When it comes to Dashlane, the browser extensions are only available for Edge, Chrome, Safari, and Firefox. And to use the extensions, you’ll need at least Windows 7 or Mac (Sierra and above). Dashlane also has a standalone mode feature that lets you run Chrome, Edge, and Firefox extensions without needing a PC app. For mobile devices, you can use the Dashlane app on Android 6 Marshmallow (and above) or iOS 12.2 (and above).
Overall, LastPass’s compatibility with numerous browser extensions makes it more attractive than its fierce competitor.
LastPass vs Dashlane: Price Comparison
Verdict: LastPass gives more bang for the buck than Dashlane
With all features withheld, LastPass offers better value for money for its paid plans ($3 and $4 per user per month) than Dashlane ($5 and $10 per user per month). Let’s get into the details.
- LastPass Free Plan. It costs $0 and accommodates just one user, giving them access to many essential features, including multi-factor authentication, a password generator, and a vault.
- LastPass Premium Plan. It goes for $3 per month (billed annually) and comes with more advanced features such as password sharing, tech support, security, and 1GB file storage space.
- LastPass Families. It allows up to 6 users and costs $4/user/month (billed annually). Some of its features include a family dashboard manager, customized password vault, unlimited file sharing, and more.
- Dashlane Free Plan. It costs nothing and supports one device. Further, it provides two-factor authentication, security alerts, password sharing (for up to 5 accounts), and form autofill.
- Dashlane Premium Plan. For $4.99 per month (billed annually), you can enjoy access to a VPN for more secure browsing, password management for unlimited devices, account sharing, etc.

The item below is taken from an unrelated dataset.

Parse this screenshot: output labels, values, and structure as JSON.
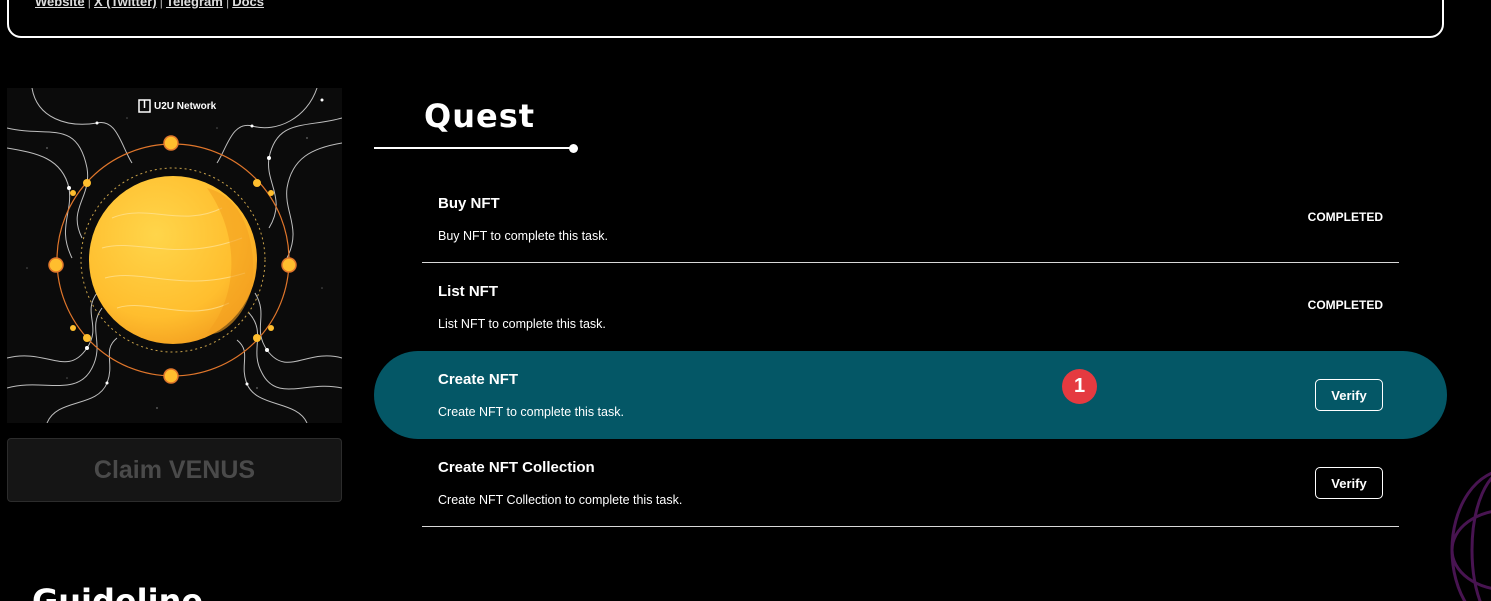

- Dashlane Premium Plus Plan. On top of all the features available in the premium plan, you also enjoy identity restoration support, account monitoring, and identity theft insurance for a cost of $9.99 per month (billed annually).
Final Verdict: Dashlane vs LastPass
Having locked the two master password managers five times in a head-to-head battle, the final score is 3:2 in favor of Dashlane. Despite LastPass costing less and having more compatibility with browser extensions, Dashlane offers more robust security and superior features. Dashlane offering a VPN also makes it a more preferred option. However, the fact that it excludes a family plan (available in LastPass) would make someone have second thoughts, don’t you think?
All in all, both are exquisite password manager having the basic features which most people look for – and that’s all that matters! What password manager would you go for? Let us know your thoughts in the comments below.